- Twenty states including the FCT reduced their 2020 budgets cumulatively by N733bn
- This raised concerns about the states' intention to pay the new minimum wage
- A total of 16 states including Lagos, Cross Rivers and others increased their 2020 budgets cumulatively by N855 billion
Twenty states of the federation have slashed their 2020 budgets, despite the agreement on the payment of N30,000 minimum wage in 2020, an analysis by Daily Trust has indicated.
Recall that the federal government had finalised the new minimum wage agreements with the organised labour, leaving states to meet with the respective labour leaders in their states to discuss their peculiarities.
Though the report stated that the affected states slashed their budgets in line with the prevailing economic realities, the reduction in the budgets raises concerns over how they intend to pay the new minimum wage.
Meanwhile, barely 48 hours to the expiration of the December 31, 2019 deadline issued by the Nigeria Labour Congress to states to complete all negotiations regarding the new minimum wage, only Lagos, Kaduna and Kebbi have reportedly presented their offers.
Labour also said that out of the three states that released their minimum wage offers, only Lagos state's offer was accepted, stating that the other two were rejected for being inadequate.
It added that only about six state governments are currently negotiating with their respective state chapters of the NLC while over 20 others have yet to begin negotiations with the labour union.
The cumulative reduction by the 19 states and the FCT amounted to N733 billion which is reportedly 16% decrease.
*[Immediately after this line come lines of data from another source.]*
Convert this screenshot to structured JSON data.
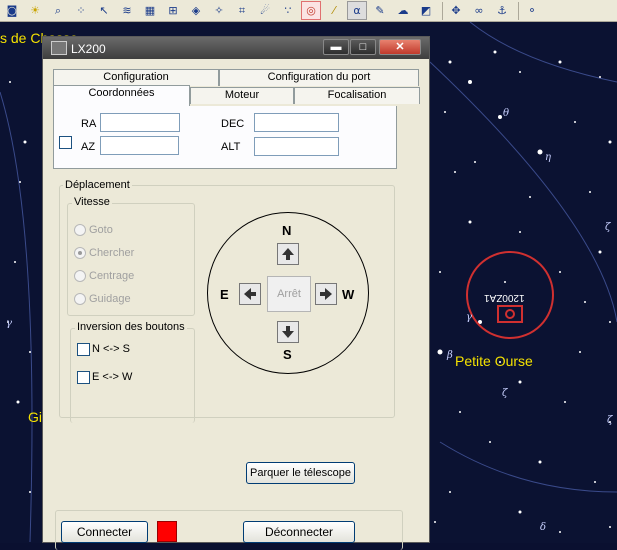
{
  "toolbar": {
    "icons": [
      "camera-icon",
      "bulb-icon",
      "telescope-icon",
      "stars-icon",
      "pointer-icon",
      "milkyway-icon",
      "grid-icon",
      "eq-grid-icon",
      "compass-icon",
      "constellation-icon",
      "frame-icon",
      "comet-icon",
      "dots-icon",
      "target-icon",
      "ruler-icon",
      "alpha-icon",
      "labels-icon",
      "cloud-icon",
      "dark-icon",
      "move-icon",
      "link-icon",
      "anchor-icon",
      "planets-icon"
    ],
    "alpha_label": "α"
  },
  "map": {
    "label_chasse": "s de Chasse",
    "label_petite_ourse": "Petite Ourse",
    "label_gi": "Gi",
    "telescope_marker": "1200ZA1"
  },
  "window": {
    "title": "LX200",
    "minimize": "▬",
    "maximize": "□",
    "close": "✕",
    "tabs_row1": [
      "Configuration",
      "Configuration du port"
    ],
    "tabs_row2": [
      "Coordonnées",
      "Moteur",
      "Focalisation"
    ],
    "coords": {
      "ra_label": "RA",
      "dec_label": "DEC",
      "az_label": "AZ",
      "alt_label": "ALT",
      "ra_value": "",
      "dec_value": "",
      "az_value": "",
      "alt_value": ""
    },
    "movement": {
      "title": "Déplacement",
      "speed_title": "Vitesse",
      "speeds": [
        "Goto",
        "Chercher",
        "Centrage",
        "Guidage"
      ],
      "selected_speed": "Chercher",
      "inversion_title": "Inversion des boutons",
      "inversions": [
        "N <-> S",
        "E <-> W"
      ],
      "north": "N",
      "south": "S",
      "east": "E",
      "west": "W",
      "stop": "Arrêt"
    },
    "park_button": "Parquer le télescope",
    "connect_button": "Connecter",
    "disconnect_button": "Déconnecter",
    "status_color": "#ff0000"
  }
}
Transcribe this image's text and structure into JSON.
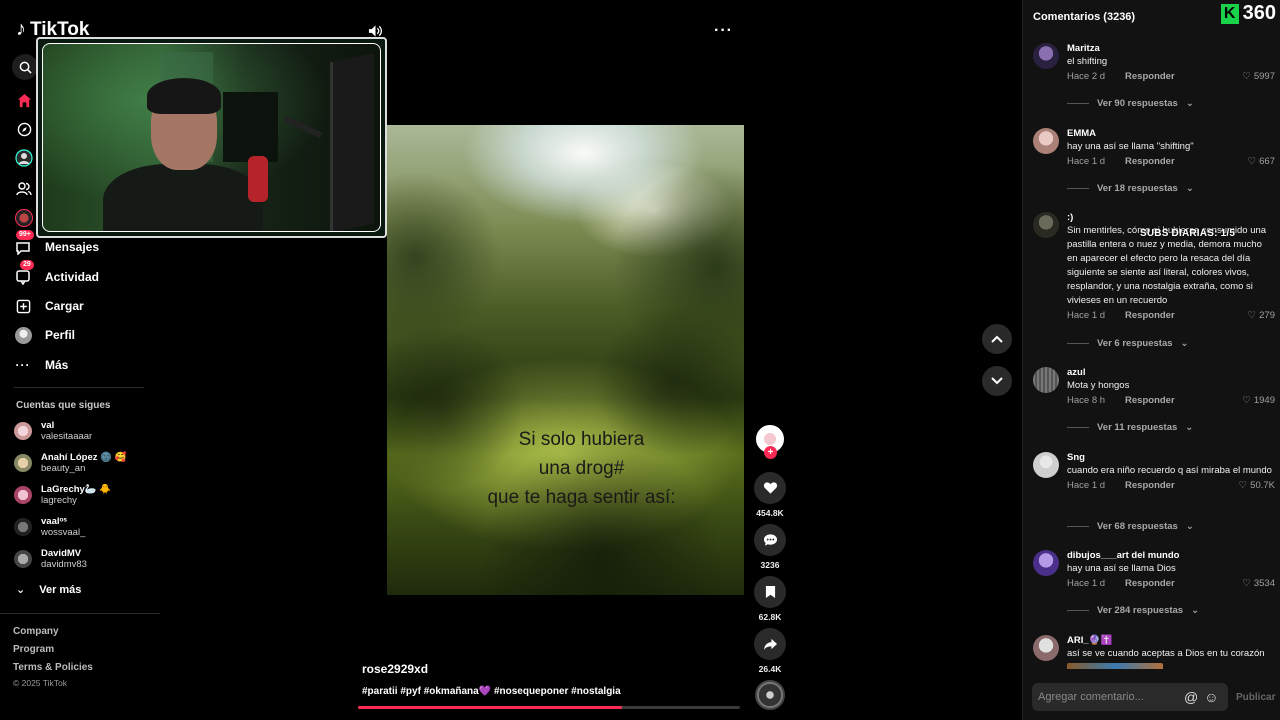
{
  "app": {
    "logo_text": "TikTok"
  },
  "sidebar": {
    "items": [
      {
        "label": "Mensajes",
        "badge": "99+"
      },
      {
        "label": "Actividad",
        "badge": "29"
      },
      {
        "label": "Cargar"
      },
      {
        "label": "Perfil"
      },
      {
        "label": "Más"
      }
    ],
    "following_title": "Cuentas que sigues",
    "following": [
      {
        "name": "val",
        "handle": "valesitaaaar"
      },
      {
        "name": "Anahí López 🌚 🥰",
        "handle": "beauty_an"
      },
      {
        "name": "LaGrechy🦢 🐥",
        "handle": "lagrechy"
      },
      {
        "name": "vaalᵒˢ",
        "handle": "wossvaal_"
      },
      {
        "name": "DavidMV",
        "handle": "davidmv83"
      }
    ],
    "see_more": "Ver más",
    "footer": [
      "Company",
      "Program",
      "Terms & Policies"
    ],
    "copyright": "© 2025 TikTok"
  },
  "video": {
    "text_lines": [
      "Si solo  hubiera",
      "una drog#",
      "que te haga sentir así:"
    ],
    "author": "rose2929xd",
    "caption": "#paratii #pyf #okmañana💜 #nosequeponer #nostalgia",
    "progress": 0.69
  },
  "actions": {
    "likes": "454.8K",
    "comments": "3236",
    "saves": "62.8K",
    "shares": "26.4K"
  },
  "comments": {
    "title": "Comentarios (3236)",
    "brand_number": "360",
    "overlay": "SUBS DIARIAS: 1/5",
    "respond_label": "Responder",
    "items": [
      {
        "user": "Maritza",
        "text": "el shifting",
        "time": "Hace 2 d",
        "likes": "5997",
        "replies": "Ver 90 respuestas"
      },
      {
        "user": "EMMA",
        "text": "hay una así se llama \"shifting\"",
        "time": "Hace 1 d",
        "likes": "667",
        "replies": "Ver 18 respuestas"
      },
      {
        "user": ":)",
        "text": "Sin mentirles, cómo si hubieras consumido una pastilla entera o nuez y media, demora mucho en aparecer el efecto pero la resaca del día siguiente se siente así literal, colores vivos, resplandor, y una nostalgia extraña, como si vivieses en un recuerdo",
        "time": "Hace 1 d",
        "likes": "279",
        "replies": "Ver 6 respuestas"
      },
      {
        "user": "azul",
        "text": "Mota y hongos",
        "time": "Hace 8 h",
        "likes": "1949",
        "replies": "Ver 11 respuestas"
      },
      {
        "user": "Sng",
        "text": "cuando era niño recuerdo q así miraba el mundo",
        "time": "Hace 1 d",
        "likes": "50.7K",
        "replies": "Ver 68 respuestas"
      },
      {
        "user": "dibujos___art del mundo",
        "text": "hay una así se llama Dios",
        "time": "Hace 1 d",
        "likes": "3534",
        "replies": "Ver 284 respuestas"
      },
      {
        "user": "ARI_🔮✝️",
        "text": "así se ve cuando aceptas a Dios en tu corazón",
        "time": "",
        "likes": "",
        "replies": ""
      }
    ],
    "input_placeholder": "Agregar comentario...",
    "publish_label": "Publicar"
  },
  "colors": {
    "accent": "#fe2c55",
    "panel_bg": "#121212",
    "brand_green": "#19d34a"
  }
}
On the contrary, 16 states increased their 2020 budgets cumulatively by N855 billion, 19.9% increase.
Note that the analysis of the 2020 budgets' total does not capture any figure for Bayelsa state.
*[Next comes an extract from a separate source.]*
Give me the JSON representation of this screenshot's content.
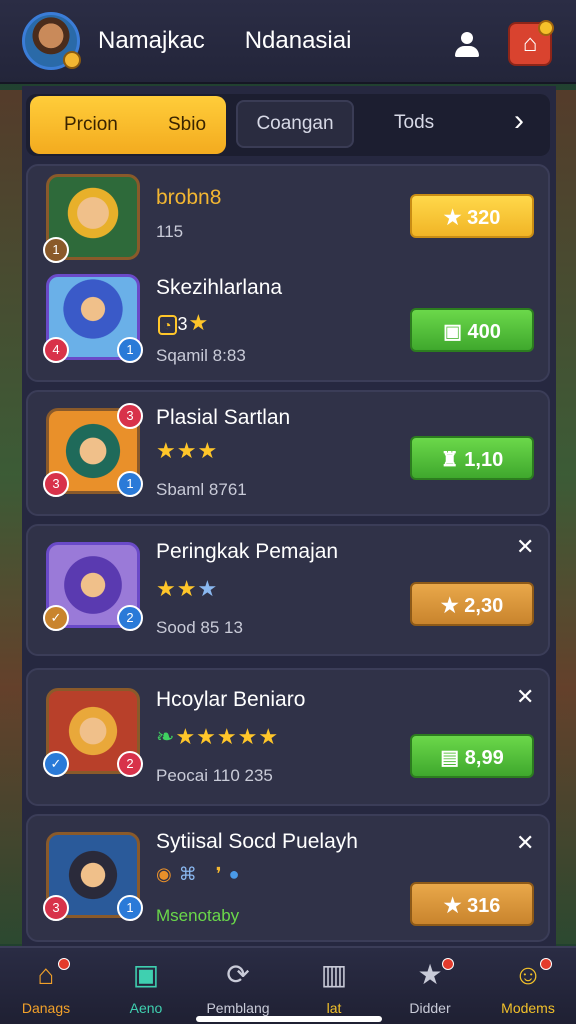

The 20 states that reduced their 2020 budgets:
1. Abia (N141-N136bn)
3. Akwa Ibom (N673-598bn)
4. Anambra (N157-N137bn)
5. Bauchi (N199-N167bn)
6. Benue (N200-189bn)
7. Borno (N145-N144bn)
8. Delta (N390-N389bn)
9. Edo (N184-N179bn)
10. Imo (N251-N197bn)
11. Ekiti (N130-N125bn)
12. Niger (N195-N148bn)
13. Jigawa (N160-N153bn)
14. Oyo (N285-N213bn)
15. Ondo (N194-N138bn)
16. Kebbi (N151-N138bn)
17. FCT (N243-N232bn)
18. Kano (N220-197)
19. Nasarawa (N191-100bn)
20. Ebonyi (N188-N178bn)
The 16 states that increased their budgets:
1. Cross Rivers (N1trn- N1.1trn)
2. Enugu (N109-N170bn)
3. Kogi (N147-N176bn)
4. Kwara (N158-N162)
5. Lagos (N874Bn-N1.1trn)
6. Gombe (N122-N131bn)
7. Plateau (N154-N172bn)
8. Rivers (N480-N530bn)
9. Sokoto (N170-202)
10. Taraba (N146-N213bn)
11. Yobe (N92-N108bn)
12. Zamfara (N135-N182bn)
13. Kaduna (N157-N259bn)
14. Katsina (N202-N249bn)
15. Ogun (N400-N449bn)
16. Osun (N154-N199bn)
Meanwhile, Following the refusal of some of the state governors to implement the payment of N30,000 minimum wage and the consequential adjustment that follows for workers in their states, organised labour on Friday, December 27, said it was ready to go to war with any governor that defaults.
President Muhammadu Buhari signed the new minimum wage act into law on April 18, 2019.
Legit.ng gathers that six months after Buhari signed the act into law, the federal government and organised labour, agreed to 23.2% increase for workers on level seven and 20% for workers on level eight, while it agreed on 19% increase for workers on level nine.
Both the government and organised labour were said to have reached an agreement on a 16% salary increase for workers on levels 10 to 14 and 14% increase for workers on levels 15 to 17.
With labour reaching an agreement with the government at the national level, the battle shifted to the states.
NAIJ.com (naija.ng) -> Legit.ng We keep evolving to serve our readers better.
Minimum Wage: Is N30,000 Too Much for FG to Pay Workers? - Nigeria Street Gist | - on Legit TV